It was probably silly thinking that The Walking Dead’s midseason premiere was going to immediately pick up the intensity and horror from the last episode. Still, Adaptation did a solid job of continuing the unnerving tone of The Whisperers arc.
Michonne, Daryl and crew escape the graveyard and take Jesus’ body with them. Aaron says he understands Michonne’s point now about staying where it’s safe. I feel like that’s the wrong morale of this Whisperers lesson.
Before they can get back to Hilltop, they’ve got to deal with some more walkers and Whisperers. I appreciate how Daryl immediately works out a quick walker/whisperer test by aiming his crossbow bolts at the knees. Walkers will keep coming while the whispers double over in pain. It stuck me that we haven’t really had a lot of moments where it was Michonne and Daryl leading a mission and it was bad a$$.
Daryl and Michonne keep one Whisperer alive — a teen girl — who tries to plead her innocence. Michonne and Daryl aren’t buying it, but wait until they arrive at Hilltop for a full interrogation.
As expected, Tara quickly rises up to the challenge of being the official leader of Hilltop. I wish we’d gotten more scenes of Jesus and Tara navigating leading the community to show his reckless side while she held things together. Of course that’s the kind of storytelling that would drag out for a season under previous showrunners so it’s fine that it was heavily implied.
Everyone’s rattled in the wake of Jesus’ death and Eugene decides to take the moment to try and profess his love for Rosita. The near declaration makes Rosita nauseous, which would have been an amazing reaction if she wasn’t just pregnant. But in a real soap opera twist, it’s not Gabriel’s baby, but Siddiq’s from their apparently very brief fling. Is there a way that could put Rosita in a good light? And would we viewers really care that much if Rosita just wasn’t with Siddiq in the first place? That makes a lot more sense than Gabriel anyway. Eugene overhears Rosita breaking the pregnancy news to Siddiq because no one believes in good solid soundproof windows anymore in Alexandria or Hilltop.
- High Flying Bird review – sports drama never takes flight
- Mattel Elite 37 Dean Malenko figure review WWE
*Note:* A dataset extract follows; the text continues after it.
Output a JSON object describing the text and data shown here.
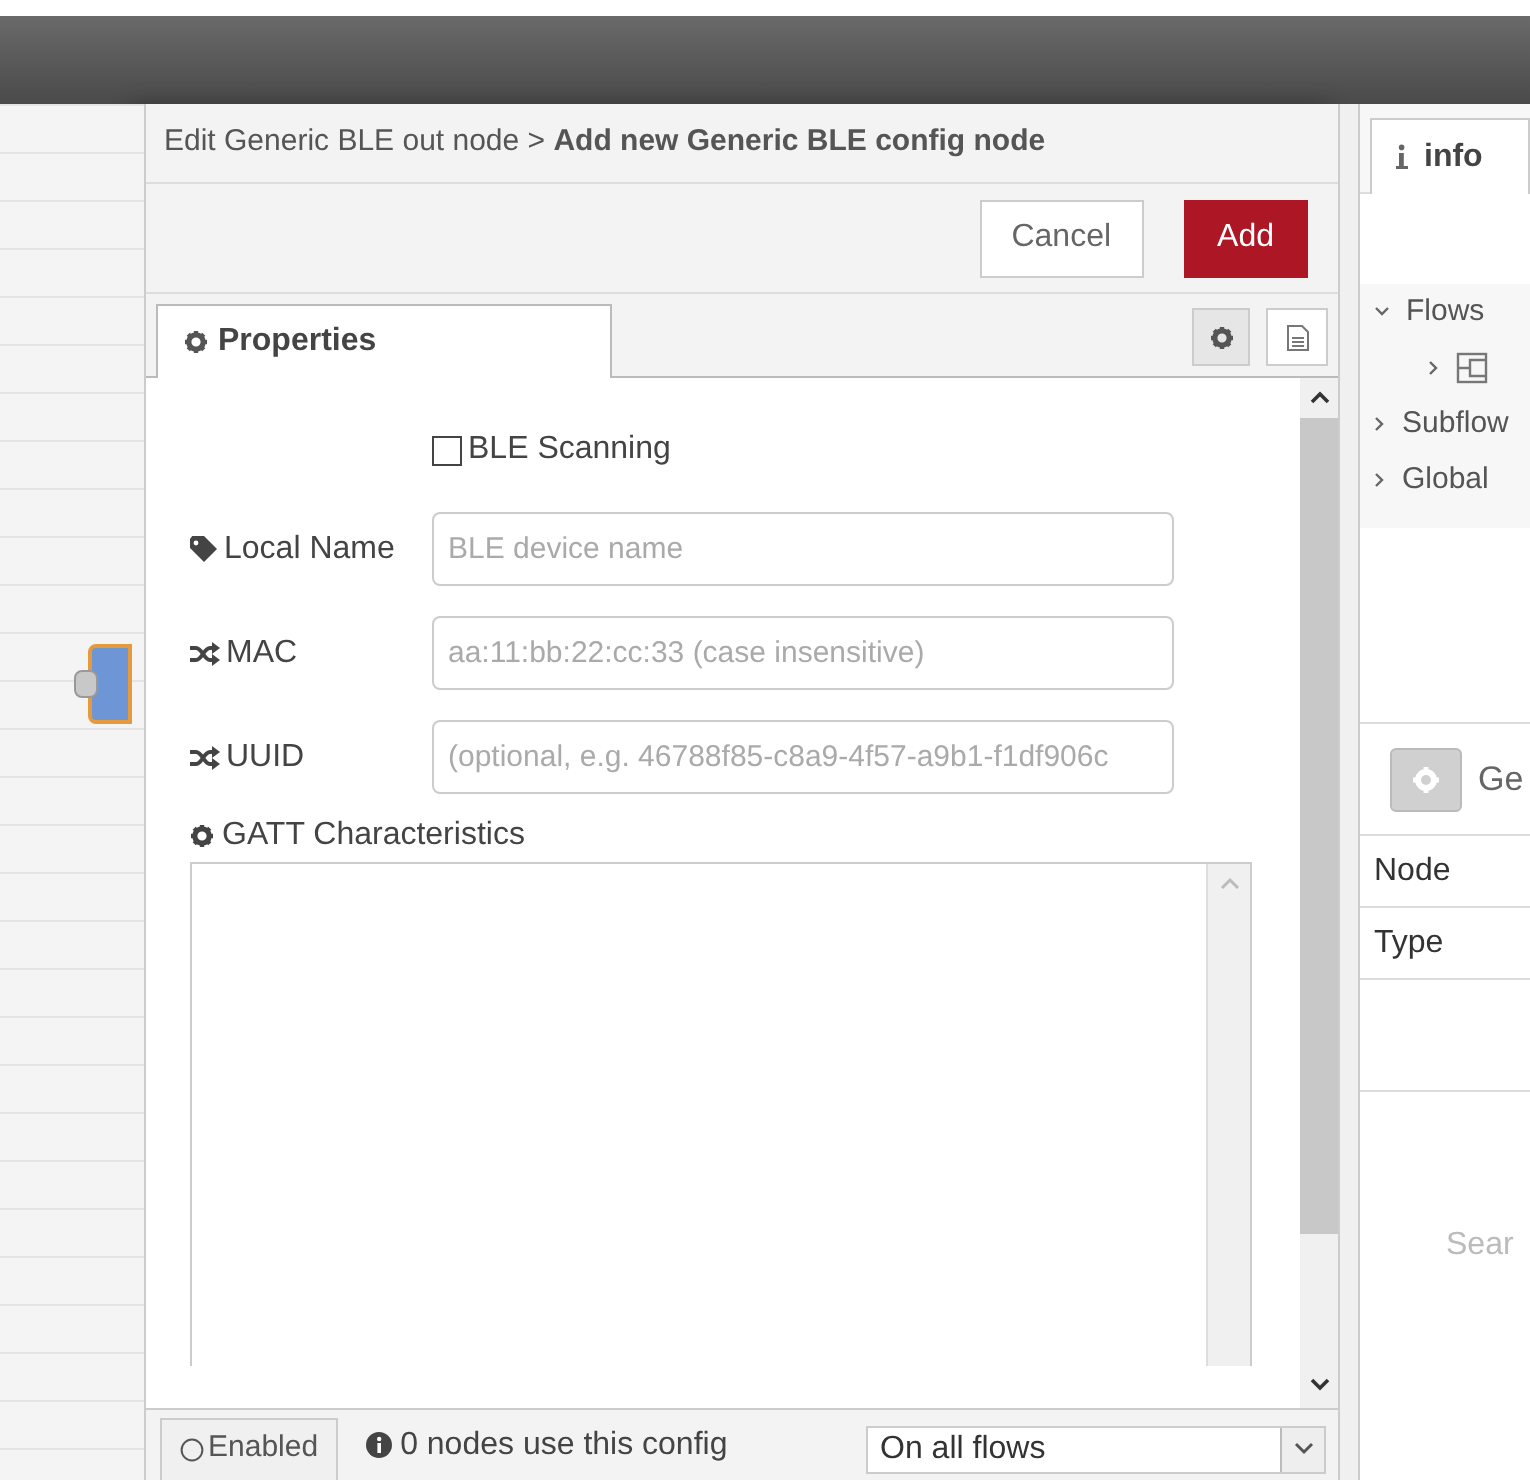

- DC Comics reviews for 2/6/19
- A Violent Man review – a few punches and kicks shy of contender status
Henry is still serving his time for being a moron so he gets a great seat for the Whisperer interrogation. Daryl can’t get much out of her and Henry pleads that Daryl doesn’t kill her. Hold on, this is the same kid who was raised by Carol???
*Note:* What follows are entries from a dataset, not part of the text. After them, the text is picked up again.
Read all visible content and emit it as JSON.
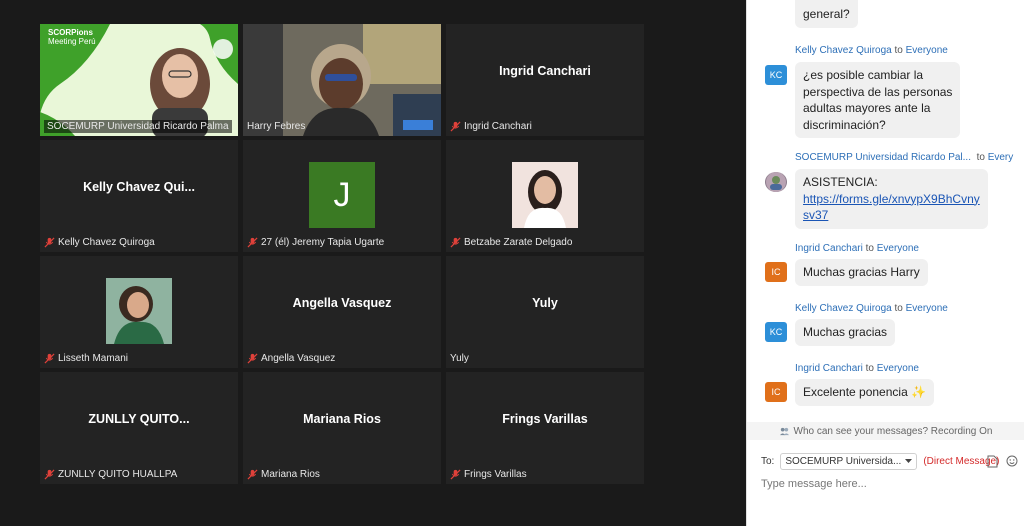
{
  "gallery": {
    "tiles": [
      {
        "name": "SOCEMURP Universidad Ricardo Palma",
        "center": "",
        "muted": false,
        "banner_title": "SCORPions",
        "banner_sub": "Meeting Perú"
      },
      {
        "name": "Harry Febres",
        "center": "",
        "muted": false
      },
      {
        "name": "Ingrid Canchari",
        "center": "Ingrid Canchari",
        "muted": true
      },
      {
        "name": "Kelly Chavez Quiroga",
        "center": "Kelly Chavez Qui...",
        "muted": true
      },
      {
        "name": "27 (él) Jeremy Tapia Ugarte",
        "center": "",
        "avatar_letter": "J",
        "muted": true
      },
      {
        "name": "Betzabe Zarate Delgado",
        "center": "",
        "muted": true
      },
      {
        "name": "Lisseth Mamani",
        "center": "",
        "muted": true
      },
      {
        "name": "Angella Vasquez",
        "center": "Angella Vasquez",
        "muted": true
      },
      {
        "name": "Yuly",
        "center": "Yuly",
        "muted": false
      },
      {
        "name": "ZUNLLY QUITO HUALLPA",
        "center": "ZUNLLY  QUITO...",
        "muted": true
      },
      {
        "name": "Mariana Rios",
        "center": "Mariana Rios",
        "muted": true
      },
      {
        "name": "Frings Varillas",
        "center": "Frings Varillas",
        "muted": true
      }
    ]
  },
  "chat": {
    "messages": [
      {
        "bubble": "general?"
      },
      {
        "sender": "Kelly Chavez Quiroga",
        "to": "to",
        "recipient": "Everyone",
        "initials": "KC",
        "avatar_color": "#2d8fd8",
        "lines": [
          "¿es posible cambiar la",
          "perspectiva de las personas",
          "adultas mayores ante la",
          "discriminación?"
        ]
      },
      {
        "sender": "SOCEMURP Universidad Ricardo Pal...",
        "to": "to",
        "recipient": "Every",
        "lines": [
          "ASISTENCIA:"
        ],
        "link_lines": [
          "https://forms.gle/xnvypX9BhCvny",
          "sv37"
        ]
      },
      {
        "sender": "Ingrid Canchari",
        "to": "to",
        "recipient": "Everyone",
        "initials": "IC",
        "avatar_color": "#e0701a",
        "lines": [
          "Muchas gracias Harry"
        ]
      },
      {
        "sender": "Kelly Chavez Quiroga",
        "to": "to",
        "recipient": "Everyone",
        "initials": "KC",
        "avatar_color": "#2d8fd8",
        "lines": [
          "Muchas gracias"
        ]
      },
      {
        "sender": "Ingrid Canchari",
        "to": "to",
        "recipient": "Everyone",
        "initials": "IC",
        "avatar_color": "#e0701a",
        "lines": [
          "Excelente ponencia"
        ],
        "emoji": "✨"
      }
    ],
    "privacy_note": "Who can see your messages? Recording On",
    "to_label": "To:",
    "to_value": "SOCEMURP Universida...",
    "dm_label": "(Direct Message)",
    "input_placeholder": "Type message here..."
  }
}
Like Daryl figured, the girl opened up more to Henry and revealed her name is Lydia. This likely got comic readers all tingly, but that doesn’t mean much for me. How soon before Henry gets conned into letting Lydia out and becoming a Whisperer himself? Lydia repeats her mother’s mantra that everyone alive is a threat. That’s certainly one way to live.
There wasn’t a compelling reason to make this episode super-sized. The Negan subplot felt like it was killing time. After he bashed in Glenn and Abraham’s skulls in, I’m still not quite ready to find Negan a sympathetic character. Sorrynotsorry. That meant his long journey back to Sanctuary only to find his lackeys have all fled and his secret stash of supplies were rat infested didn’t have the same level of oomph as this would another character.
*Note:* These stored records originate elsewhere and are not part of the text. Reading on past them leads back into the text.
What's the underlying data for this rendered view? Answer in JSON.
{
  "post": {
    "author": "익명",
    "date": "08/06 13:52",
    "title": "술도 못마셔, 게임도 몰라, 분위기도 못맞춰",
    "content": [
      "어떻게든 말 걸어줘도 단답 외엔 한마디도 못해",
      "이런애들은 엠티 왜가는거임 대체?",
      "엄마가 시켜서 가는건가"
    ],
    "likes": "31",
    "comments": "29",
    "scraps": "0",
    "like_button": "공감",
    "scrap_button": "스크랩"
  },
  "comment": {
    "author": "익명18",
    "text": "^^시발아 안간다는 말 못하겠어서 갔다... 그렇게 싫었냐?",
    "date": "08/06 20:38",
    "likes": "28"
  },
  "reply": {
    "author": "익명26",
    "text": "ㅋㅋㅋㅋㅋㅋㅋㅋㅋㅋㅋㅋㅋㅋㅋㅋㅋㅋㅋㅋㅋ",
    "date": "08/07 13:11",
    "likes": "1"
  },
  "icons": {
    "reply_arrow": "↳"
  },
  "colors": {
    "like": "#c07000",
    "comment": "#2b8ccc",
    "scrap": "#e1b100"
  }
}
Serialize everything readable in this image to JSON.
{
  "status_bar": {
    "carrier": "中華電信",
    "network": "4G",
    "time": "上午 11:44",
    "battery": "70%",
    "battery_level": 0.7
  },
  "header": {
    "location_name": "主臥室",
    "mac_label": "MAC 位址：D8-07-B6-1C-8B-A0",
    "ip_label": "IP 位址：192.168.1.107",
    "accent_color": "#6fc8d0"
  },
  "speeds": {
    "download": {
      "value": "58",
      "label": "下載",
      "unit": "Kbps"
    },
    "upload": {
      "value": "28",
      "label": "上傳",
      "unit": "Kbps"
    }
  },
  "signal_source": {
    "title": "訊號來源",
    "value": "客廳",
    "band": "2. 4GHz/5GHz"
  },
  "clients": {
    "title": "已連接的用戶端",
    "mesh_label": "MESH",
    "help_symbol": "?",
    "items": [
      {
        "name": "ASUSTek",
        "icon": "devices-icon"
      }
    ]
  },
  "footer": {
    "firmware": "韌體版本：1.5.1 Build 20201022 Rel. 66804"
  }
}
It largely felt like a rehash of The Governor’s standalone episode when he was separated from his crew after the first skirmish with Rick and company. And the TV version of The Governor was far more sympathetic than Negan.
Clearly the writers are hoping Negan’s friendship with Judith will make him more likable as he playfully humors her posturing. This worked much better with Carl as it’s straining some credibility that big bad Negan is affected at all by this little girl. I’m still confused how Judith can just run off completely on her own with no one seemingly caring about her well being. Sure, she may be more confident than some of the adults, but that still won’t matter if a herd lumbers along.
Speaking of, Alden and Luke set out earlier to find Michonne and the others. Usually it takes a long time for newcomers to win me over beyond the they’re just here for cannon fodder phase, but I like Luke. He’s a regular guy who’s just trying to do right by his friends and his new allies. Luke recognized some of Magna’s arrows and finds a subtle trail in addition to another herd.
But Luke notices something real odd about the walker in the distance and that’s long before he notices they’re surrounded. The walker marches over toward them carrying the arrows and a gun announcing the trail ends here. Not a bad way to wrap the episode.
Adaptation struggled with Negan’s walkabout, but definitely maintained the sense of dread and eeriness with the arrival of the Whisperers.
Rating: 8 out of 10
Photo Credit: AMC